READ MORE: University Of California's Work Stoppage Escalates As Pro-Palestinian Protest Gains Momentum 

The University's Perspective

From the university's standpoint, the strikes constitute a breach of contract, specifically the no-strike clauses agreed upon by both parties. The UC Regents filed a lawsuit seeking a temporary restraining order to halt the strikes, arguing that the ongoing disruptions are causing "irreparable harm" to the university's operations, educational processes, and research activities. Melissa Matella, the UC system's associate vice president of employee and labor relations, emphasized the severe consequences of the strikes, including canceled classes, delayed grades, and potential jeopardy to life-saving research in various university laboratories.

UC's legal action followed two unsuccessful attempts to secure an injunction through the California Public Employment Relations Board (PERB). The board ruled that the university had not sufficiently demonstrated the required "irreparable harm" to justify an injunction, prompting UC to seek judicial relief. The university's stance is that immediate action is necessary to prevent further damage and ensure the continuity of its academic and research functions.

Union's Response and Broader Implications

The UAW Local 4811 has strongly condemned UC's legal maneuvers, accusing the university of bypassing established labor dispute resolution mechanisms in favor of court intervention. Jaime argues that UC should focus on mediation and addressing the alleged unfair labor practices rather than seeking a more favorable decision outside PERB's jurisdiction. The union maintains that the strikes are a legitimate response to UC's actions against pro-Palestinian protesters and a necessary measure to protect the fundamental rights of employees.

This conflict highlights broader issues related to labor rights, academic freedom, and the right to protest. The involvement of pro-Palestinian demonstrators adds a complex layer to the dispute, intertwining political activism with labor rights. The outcome of this legal battle could set a significant precedent for future labor disputes within academic institutions, particularly regarding the balance between contractual obligations and the right to protest.

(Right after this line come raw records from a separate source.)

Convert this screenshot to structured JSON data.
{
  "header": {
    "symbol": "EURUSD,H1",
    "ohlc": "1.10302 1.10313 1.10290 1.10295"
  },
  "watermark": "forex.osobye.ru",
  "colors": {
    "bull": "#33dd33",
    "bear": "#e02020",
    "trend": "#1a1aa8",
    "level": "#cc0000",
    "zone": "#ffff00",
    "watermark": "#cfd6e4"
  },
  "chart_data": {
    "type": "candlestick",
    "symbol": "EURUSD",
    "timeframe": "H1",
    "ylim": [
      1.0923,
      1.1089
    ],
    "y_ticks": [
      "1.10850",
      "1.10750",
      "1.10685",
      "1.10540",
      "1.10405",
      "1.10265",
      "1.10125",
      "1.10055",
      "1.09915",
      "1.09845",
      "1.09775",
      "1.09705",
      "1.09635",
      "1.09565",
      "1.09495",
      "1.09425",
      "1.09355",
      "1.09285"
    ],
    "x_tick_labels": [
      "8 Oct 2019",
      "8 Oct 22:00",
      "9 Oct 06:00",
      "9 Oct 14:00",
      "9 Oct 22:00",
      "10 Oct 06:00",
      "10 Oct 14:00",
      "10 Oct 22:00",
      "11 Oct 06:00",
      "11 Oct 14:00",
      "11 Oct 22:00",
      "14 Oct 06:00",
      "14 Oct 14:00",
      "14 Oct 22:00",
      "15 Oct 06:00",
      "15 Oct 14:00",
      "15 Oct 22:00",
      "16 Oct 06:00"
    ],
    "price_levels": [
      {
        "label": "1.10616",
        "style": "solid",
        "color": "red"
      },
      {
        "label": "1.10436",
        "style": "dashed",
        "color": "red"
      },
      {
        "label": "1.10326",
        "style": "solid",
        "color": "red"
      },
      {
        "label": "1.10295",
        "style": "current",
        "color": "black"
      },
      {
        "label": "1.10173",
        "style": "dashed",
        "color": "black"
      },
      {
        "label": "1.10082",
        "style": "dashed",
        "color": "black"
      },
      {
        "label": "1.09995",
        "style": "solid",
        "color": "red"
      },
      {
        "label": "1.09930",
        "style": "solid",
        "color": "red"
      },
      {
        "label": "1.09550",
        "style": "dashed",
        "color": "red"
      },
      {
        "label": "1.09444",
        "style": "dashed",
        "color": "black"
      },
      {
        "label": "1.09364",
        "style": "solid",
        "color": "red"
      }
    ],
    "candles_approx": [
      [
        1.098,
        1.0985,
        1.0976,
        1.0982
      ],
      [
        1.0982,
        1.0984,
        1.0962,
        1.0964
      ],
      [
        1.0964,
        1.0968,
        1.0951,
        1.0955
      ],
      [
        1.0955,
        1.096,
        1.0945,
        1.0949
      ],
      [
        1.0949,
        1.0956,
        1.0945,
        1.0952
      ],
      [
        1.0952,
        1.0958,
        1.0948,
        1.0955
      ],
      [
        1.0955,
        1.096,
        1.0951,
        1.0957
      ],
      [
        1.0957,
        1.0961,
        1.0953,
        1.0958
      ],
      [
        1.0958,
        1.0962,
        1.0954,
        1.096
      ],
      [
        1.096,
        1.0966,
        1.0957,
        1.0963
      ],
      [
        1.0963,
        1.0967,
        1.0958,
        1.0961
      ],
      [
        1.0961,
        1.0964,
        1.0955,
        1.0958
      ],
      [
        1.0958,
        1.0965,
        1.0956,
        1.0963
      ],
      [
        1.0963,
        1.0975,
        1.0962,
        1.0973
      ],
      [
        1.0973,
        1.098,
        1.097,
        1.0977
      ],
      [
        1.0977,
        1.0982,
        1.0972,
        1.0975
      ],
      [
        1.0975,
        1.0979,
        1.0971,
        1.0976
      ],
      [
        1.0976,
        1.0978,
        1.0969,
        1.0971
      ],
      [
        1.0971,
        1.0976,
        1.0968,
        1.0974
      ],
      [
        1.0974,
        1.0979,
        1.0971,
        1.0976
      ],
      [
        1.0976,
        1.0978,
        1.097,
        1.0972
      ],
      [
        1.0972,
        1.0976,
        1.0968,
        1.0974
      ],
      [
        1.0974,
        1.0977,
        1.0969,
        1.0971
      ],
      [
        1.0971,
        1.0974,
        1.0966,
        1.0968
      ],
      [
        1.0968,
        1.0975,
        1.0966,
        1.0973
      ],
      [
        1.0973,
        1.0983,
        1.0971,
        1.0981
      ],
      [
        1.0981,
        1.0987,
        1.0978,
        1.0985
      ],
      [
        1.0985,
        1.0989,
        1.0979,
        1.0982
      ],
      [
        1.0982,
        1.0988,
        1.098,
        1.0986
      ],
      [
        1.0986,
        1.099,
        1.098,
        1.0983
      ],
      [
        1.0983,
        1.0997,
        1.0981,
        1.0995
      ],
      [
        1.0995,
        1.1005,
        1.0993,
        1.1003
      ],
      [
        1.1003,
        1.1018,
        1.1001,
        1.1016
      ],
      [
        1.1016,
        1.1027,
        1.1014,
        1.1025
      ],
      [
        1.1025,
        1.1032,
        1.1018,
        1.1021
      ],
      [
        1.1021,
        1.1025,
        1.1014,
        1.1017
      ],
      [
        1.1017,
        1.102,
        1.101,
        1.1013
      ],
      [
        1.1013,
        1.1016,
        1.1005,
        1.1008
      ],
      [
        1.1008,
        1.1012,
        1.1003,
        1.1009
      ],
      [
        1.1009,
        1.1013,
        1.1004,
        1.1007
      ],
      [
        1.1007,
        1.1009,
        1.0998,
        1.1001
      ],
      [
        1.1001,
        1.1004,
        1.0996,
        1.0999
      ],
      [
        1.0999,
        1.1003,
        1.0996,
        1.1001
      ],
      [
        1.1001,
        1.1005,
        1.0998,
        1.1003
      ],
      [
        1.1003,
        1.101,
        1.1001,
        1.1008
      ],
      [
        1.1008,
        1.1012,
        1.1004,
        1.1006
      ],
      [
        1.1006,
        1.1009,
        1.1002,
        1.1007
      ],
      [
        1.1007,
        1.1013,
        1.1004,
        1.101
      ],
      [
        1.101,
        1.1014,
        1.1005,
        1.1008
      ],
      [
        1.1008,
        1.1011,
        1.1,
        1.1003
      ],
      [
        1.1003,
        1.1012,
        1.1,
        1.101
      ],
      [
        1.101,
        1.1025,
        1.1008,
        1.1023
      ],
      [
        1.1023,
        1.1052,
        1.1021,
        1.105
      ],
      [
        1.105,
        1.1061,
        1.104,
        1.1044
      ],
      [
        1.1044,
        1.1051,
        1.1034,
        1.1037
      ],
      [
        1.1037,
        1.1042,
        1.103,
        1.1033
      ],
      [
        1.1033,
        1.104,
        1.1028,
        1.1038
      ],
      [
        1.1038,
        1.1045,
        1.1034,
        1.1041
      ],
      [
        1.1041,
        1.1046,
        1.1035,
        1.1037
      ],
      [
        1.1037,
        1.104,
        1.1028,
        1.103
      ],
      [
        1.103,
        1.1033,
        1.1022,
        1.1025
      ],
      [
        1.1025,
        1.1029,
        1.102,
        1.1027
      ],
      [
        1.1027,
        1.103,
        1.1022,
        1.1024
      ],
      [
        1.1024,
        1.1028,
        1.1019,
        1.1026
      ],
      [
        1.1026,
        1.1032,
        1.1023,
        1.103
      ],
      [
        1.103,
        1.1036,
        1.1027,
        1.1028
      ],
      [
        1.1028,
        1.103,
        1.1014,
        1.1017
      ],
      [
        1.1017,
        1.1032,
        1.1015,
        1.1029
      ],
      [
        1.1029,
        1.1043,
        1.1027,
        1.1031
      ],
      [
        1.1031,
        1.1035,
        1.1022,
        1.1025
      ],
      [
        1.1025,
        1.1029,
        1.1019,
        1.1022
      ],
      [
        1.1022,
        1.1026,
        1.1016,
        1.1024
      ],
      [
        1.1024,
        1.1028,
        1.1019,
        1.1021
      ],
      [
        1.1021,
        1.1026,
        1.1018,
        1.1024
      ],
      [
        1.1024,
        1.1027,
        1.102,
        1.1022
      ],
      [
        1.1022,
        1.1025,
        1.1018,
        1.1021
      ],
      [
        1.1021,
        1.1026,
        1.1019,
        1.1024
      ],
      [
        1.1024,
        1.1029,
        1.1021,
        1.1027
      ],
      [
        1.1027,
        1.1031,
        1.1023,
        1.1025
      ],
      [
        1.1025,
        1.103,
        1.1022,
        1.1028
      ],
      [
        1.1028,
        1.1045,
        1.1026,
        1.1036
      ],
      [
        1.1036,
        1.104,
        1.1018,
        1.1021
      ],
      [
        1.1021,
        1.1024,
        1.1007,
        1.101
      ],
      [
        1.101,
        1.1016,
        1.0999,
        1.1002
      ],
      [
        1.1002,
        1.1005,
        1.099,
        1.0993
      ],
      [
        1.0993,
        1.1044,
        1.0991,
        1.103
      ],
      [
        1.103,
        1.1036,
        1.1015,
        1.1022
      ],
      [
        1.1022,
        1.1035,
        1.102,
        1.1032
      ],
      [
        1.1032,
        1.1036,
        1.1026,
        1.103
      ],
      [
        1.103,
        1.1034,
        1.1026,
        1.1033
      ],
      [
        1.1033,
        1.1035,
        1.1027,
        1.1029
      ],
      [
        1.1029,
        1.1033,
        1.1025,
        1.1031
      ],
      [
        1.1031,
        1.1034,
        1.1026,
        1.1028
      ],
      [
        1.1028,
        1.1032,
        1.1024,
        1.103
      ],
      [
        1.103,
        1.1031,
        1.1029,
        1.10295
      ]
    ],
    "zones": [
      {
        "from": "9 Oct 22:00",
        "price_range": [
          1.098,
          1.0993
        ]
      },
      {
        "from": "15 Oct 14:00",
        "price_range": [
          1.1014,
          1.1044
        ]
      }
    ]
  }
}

Moreover, the case underscores the tension between university administration and labor unions, with potential implications for labor relations across the higher education sector. The resolution of this dispute could influence how universities and unions negotiate contracts, address grievances, and manage conflicts arising from political and social activism within academic settings.

The University of California's lawsuit against UAW Local 4811 represents a critical juncture in the ongoing conflict over labor rights and free speech on campus. As the legal proceedings unfold, the case will be closely watched by stakeholders in the higher education and labor sectors. The stakes are high, with significant implications for the rights of employees, the responsibilities of university administrations, and the broader landscape of academic and political activism. Whether through mediation, judicial intervention, or continued negotiation, the resolution of this dispute will likely have lasting effects on labor relations and the exercise of free speech within the academic community.

RELATED ARTICLE: UC Academic Workers Strike To Support Pro-Palestinian Protesters At More Campuses 

© 2024 University Herald, All rights reserved. Do not reproduce without permission.
Join the Discussion
Real Time Analytics